►

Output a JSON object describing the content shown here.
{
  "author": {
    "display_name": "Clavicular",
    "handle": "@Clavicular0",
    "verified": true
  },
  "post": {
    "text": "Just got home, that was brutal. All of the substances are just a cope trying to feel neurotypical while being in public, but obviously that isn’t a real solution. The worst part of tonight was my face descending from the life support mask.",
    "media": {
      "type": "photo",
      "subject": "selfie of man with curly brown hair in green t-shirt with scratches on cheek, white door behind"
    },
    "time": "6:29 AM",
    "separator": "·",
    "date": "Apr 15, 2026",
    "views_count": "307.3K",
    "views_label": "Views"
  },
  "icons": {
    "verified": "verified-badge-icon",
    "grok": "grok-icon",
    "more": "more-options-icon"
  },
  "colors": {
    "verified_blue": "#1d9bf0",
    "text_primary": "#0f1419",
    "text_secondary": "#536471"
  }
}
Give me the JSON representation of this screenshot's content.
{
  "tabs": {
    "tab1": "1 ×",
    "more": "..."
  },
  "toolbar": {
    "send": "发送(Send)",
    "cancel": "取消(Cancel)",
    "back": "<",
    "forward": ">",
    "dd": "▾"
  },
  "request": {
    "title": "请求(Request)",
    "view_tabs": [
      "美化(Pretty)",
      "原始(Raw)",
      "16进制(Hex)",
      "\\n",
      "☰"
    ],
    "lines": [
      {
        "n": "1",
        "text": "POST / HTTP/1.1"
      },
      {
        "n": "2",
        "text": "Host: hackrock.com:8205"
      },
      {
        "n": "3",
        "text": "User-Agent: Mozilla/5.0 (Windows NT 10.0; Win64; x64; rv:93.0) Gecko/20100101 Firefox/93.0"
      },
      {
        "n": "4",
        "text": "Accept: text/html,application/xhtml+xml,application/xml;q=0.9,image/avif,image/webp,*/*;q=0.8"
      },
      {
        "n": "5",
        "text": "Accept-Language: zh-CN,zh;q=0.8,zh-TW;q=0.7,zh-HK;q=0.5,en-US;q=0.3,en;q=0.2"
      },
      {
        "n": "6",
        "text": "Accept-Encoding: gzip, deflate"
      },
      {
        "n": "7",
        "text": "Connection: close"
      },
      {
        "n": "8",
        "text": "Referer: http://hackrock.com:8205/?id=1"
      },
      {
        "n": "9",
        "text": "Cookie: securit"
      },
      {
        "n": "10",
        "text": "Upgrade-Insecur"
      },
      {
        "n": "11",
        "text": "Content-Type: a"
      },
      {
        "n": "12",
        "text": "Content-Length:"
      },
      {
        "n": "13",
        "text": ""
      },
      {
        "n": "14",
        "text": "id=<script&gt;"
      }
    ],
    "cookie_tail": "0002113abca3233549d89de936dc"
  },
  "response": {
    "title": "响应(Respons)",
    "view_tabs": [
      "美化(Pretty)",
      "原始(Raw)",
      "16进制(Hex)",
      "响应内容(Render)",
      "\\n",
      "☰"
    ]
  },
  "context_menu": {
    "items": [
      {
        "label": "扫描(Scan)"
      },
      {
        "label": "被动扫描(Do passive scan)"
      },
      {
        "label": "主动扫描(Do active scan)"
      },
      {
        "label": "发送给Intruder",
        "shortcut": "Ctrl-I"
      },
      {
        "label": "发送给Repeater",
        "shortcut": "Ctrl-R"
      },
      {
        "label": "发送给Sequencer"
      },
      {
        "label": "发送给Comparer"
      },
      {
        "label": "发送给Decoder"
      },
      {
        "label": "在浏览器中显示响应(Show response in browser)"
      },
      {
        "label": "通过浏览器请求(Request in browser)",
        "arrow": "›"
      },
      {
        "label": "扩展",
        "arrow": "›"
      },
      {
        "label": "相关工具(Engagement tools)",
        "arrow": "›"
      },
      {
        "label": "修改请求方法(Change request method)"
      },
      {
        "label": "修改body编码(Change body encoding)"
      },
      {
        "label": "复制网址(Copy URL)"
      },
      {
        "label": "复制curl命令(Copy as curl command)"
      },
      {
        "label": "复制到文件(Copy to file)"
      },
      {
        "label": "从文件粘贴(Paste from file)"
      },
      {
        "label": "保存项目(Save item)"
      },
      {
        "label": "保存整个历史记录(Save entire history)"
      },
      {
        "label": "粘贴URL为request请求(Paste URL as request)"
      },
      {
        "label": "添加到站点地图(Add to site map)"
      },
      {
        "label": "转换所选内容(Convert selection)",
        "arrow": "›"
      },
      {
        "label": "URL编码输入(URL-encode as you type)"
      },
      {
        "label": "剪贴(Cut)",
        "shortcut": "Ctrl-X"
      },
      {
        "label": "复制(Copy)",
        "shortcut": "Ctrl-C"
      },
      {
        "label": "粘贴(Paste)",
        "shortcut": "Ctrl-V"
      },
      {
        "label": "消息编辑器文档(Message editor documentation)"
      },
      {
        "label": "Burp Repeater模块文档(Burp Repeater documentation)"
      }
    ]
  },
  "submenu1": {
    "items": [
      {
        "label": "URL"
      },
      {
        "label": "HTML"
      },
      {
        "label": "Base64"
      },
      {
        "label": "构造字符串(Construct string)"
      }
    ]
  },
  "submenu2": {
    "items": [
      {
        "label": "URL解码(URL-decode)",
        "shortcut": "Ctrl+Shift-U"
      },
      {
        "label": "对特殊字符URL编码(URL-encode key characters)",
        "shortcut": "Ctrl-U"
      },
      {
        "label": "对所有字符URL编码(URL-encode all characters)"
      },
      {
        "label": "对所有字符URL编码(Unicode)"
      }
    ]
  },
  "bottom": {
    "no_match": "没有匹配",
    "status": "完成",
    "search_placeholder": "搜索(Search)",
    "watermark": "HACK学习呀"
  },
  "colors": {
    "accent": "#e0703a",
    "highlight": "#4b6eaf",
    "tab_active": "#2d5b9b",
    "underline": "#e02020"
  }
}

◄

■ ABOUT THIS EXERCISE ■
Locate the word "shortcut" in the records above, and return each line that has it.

■ TASK OUTPUT ■
        "shortcut": "Ctrl-I"
        "shortcut": "Ctrl-R"
        "shortcut": "Ctrl-X"
        "shortcut": "Ctrl-C"
        "shortcut": "Ctrl-V"
        "shortcut": "Ctrl+Shift-U"
        "shortcut": "Ctrl-U"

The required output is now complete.